These arrangements are part of the Howard government’s “social coalition” with charities and big business. It is increasingly handing over welfare services to profit-making organisations, which have financial reasons to cut spending levels.
The leading charities also share the government’s ideology of blaming the unemployed and the poor for their own plight. In February, they became part of a new 220-member Social Entrepreneurs Network, which espouses the reactionary line that welfare payments have become a barrier to shifting recipients into so-called self-help projects—essentially small businesses. Poor communities had to become “authors of their own futures,” Vern Hughes, the Network’s secretary, told the inaugural meeting.
While some charities have expressed opposition to the most obvious cruelties of the breaching regime, they have joined a coalition whose underlying agenda is bound up with scrapping the very conception of social responsibility for the plight of the unemployed and other victims of the private profit system.
The government’s aims are clear—to slash public spending, gut social programs and further lower corporate and income taxes, while providing employers with a ready supply of desperate job-seekers who can be forced into low-paid work. As Employment Minister Tony Abbott declared bluntly in April last year, “job snobs” will be cut off benefits if they do not take jobs “they may not like”.
ACOSS has no fundamental disagreement with this program, having participated in last year’s welfare reform report headed by Mission Australia chief Patrick McClure.
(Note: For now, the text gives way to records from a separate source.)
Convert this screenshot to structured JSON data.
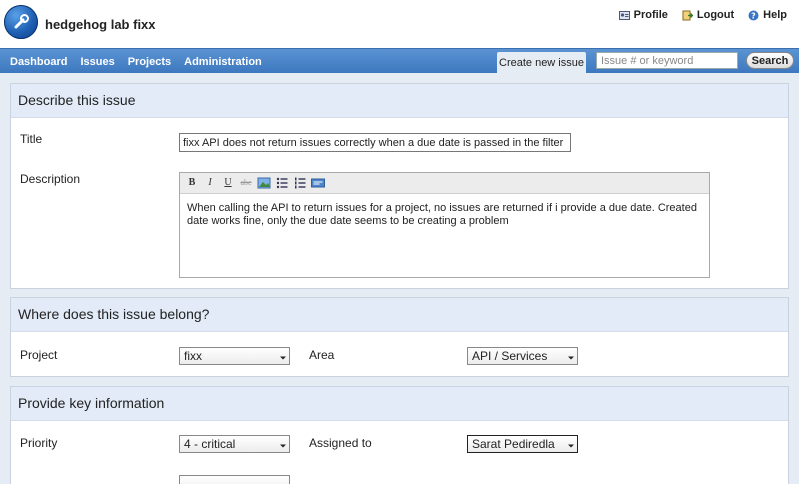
{
  "app": {
    "title": "hedgehog lab fixx"
  },
  "toplinks": [
    {
      "label": "Profile",
      "icon": "profile-icon"
    },
    {
      "label": "Logout",
      "icon": "logout-icon"
    },
    {
      "label": "Help",
      "icon": "help-icon"
    }
  ],
  "nav": {
    "items": [
      "Dashboard",
      "Issues",
      "Projects",
      "Administration"
    ],
    "active_tab": "Create new issue",
    "search_placeholder": "Issue # or keyword",
    "search_button": "Search"
  },
  "describe": {
    "heading": "Describe this issue",
    "title_label": "Title",
    "title_value": "fixx API does not return issues correctly when a due date is passed in the filter",
    "description_label": "Description",
    "description_text": "When calling the API to return issues for a project, no issues are returned if i provide a due date. Created date works fine, only the due date seems to be creating a problem",
    "toolbar": [
      "B",
      "I",
      "U",
      "abc"
    ]
  },
  "belong": {
    "heading": "Where does this issue belong?",
    "project_label": "Project",
    "project_value": "fixx",
    "area_label": "Area",
    "area_value": "API / Services"
  },
  "key_info": {
    "heading": "Provide key information",
    "priority_label": "Priority",
    "priority_value": "4 - critical",
    "assigned_label": "Assigned to",
    "assigned_value": "Sarat Pediredla"
  },
  "colors": {
    "nav": "#4a84c8",
    "panel_head": "#e2ebf7",
    "page_bg": "#e6ecf4"
  }
}
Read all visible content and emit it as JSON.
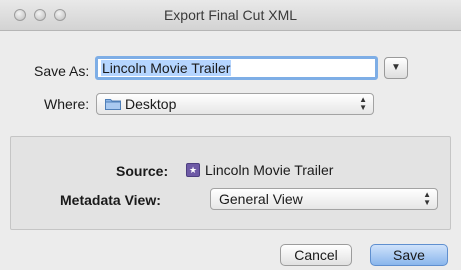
{
  "window": {
    "title": "Export Final Cut XML"
  },
  "form": {
    "save_as_label": "Save As:",
    "save_as_value": "Lincoln Movie Trailer",
    "where_label": "Where:",
    "where_value": "Desktop"
  },
  "options": {
    "source_label": "Source:",
    "source_value": "Lincoln Movie Trailer",
    "metadata_view_label": "Metadata View:",
    "metadata_view_value": "General View"
  },
  "buttons": {
    "cancel_label": "Cancel",
    "save_label": "Save"
  },
  "colors": {
    "focus_ring": "#7eaee6",
    "default_button": "#8ab6ec",
    "clip_icon": "#6e5aa6"
  }
}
That report endorsed the government’s attack on so-called “welfare dependency” and its proposals to extend the “activity tests” and other “mutual obligation” requirements to older unemployed workers and single parents.
Even as the government’s brutal breaching regime strips hundreds of thousands of workers and their families of their only source of income, often placing them at the mercy of the charities, these same organisations are profiting from the process and, despite a few qualms about the results, enforcing the system.